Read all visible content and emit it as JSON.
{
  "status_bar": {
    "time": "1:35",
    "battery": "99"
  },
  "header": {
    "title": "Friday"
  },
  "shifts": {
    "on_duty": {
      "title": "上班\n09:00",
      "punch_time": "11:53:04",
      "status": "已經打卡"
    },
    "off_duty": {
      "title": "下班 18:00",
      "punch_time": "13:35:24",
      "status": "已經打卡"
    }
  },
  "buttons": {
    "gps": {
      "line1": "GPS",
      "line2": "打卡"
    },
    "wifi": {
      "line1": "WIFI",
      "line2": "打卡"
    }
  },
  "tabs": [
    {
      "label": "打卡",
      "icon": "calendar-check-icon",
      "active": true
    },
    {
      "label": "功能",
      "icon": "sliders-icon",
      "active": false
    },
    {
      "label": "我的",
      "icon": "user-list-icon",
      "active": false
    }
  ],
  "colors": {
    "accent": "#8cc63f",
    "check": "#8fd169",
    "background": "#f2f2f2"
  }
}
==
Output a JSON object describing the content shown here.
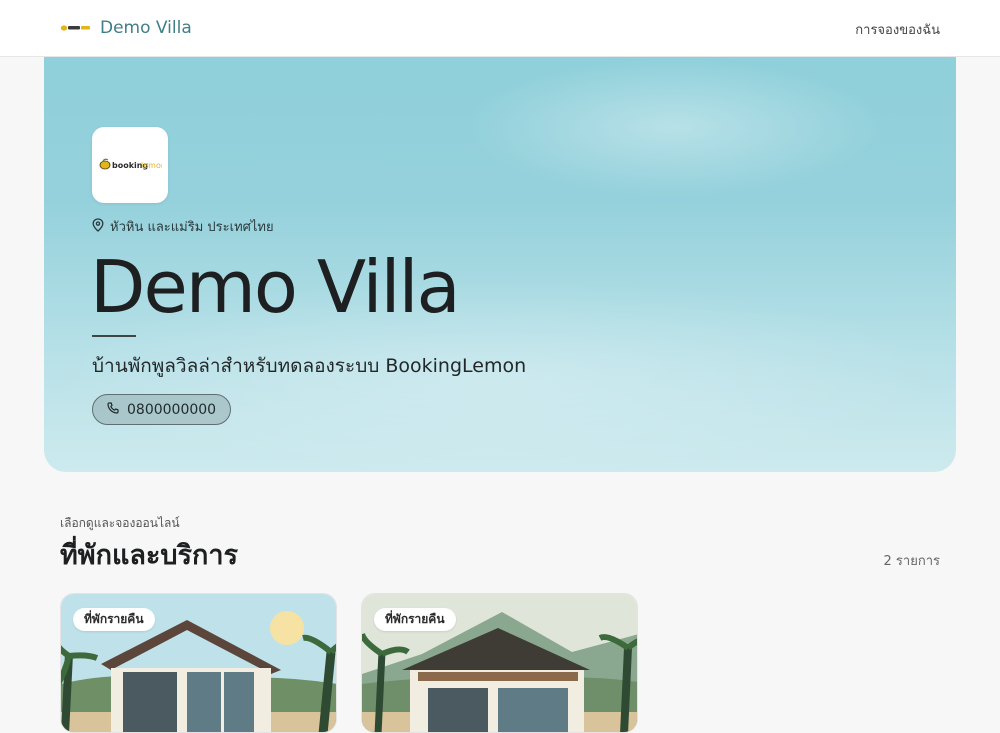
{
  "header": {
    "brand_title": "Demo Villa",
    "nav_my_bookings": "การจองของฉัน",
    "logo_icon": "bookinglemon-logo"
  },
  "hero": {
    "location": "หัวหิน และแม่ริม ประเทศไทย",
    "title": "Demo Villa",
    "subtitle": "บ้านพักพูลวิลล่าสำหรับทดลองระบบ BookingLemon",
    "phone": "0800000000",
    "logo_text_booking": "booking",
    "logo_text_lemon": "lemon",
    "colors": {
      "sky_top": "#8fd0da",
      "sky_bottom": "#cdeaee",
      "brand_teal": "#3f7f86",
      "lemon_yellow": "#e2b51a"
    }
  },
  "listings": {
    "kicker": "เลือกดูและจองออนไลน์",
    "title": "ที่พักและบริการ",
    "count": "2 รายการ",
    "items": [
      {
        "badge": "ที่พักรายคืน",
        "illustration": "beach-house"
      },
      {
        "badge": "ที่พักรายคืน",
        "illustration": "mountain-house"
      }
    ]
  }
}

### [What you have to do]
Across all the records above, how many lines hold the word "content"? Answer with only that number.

### [Solved exercise]
2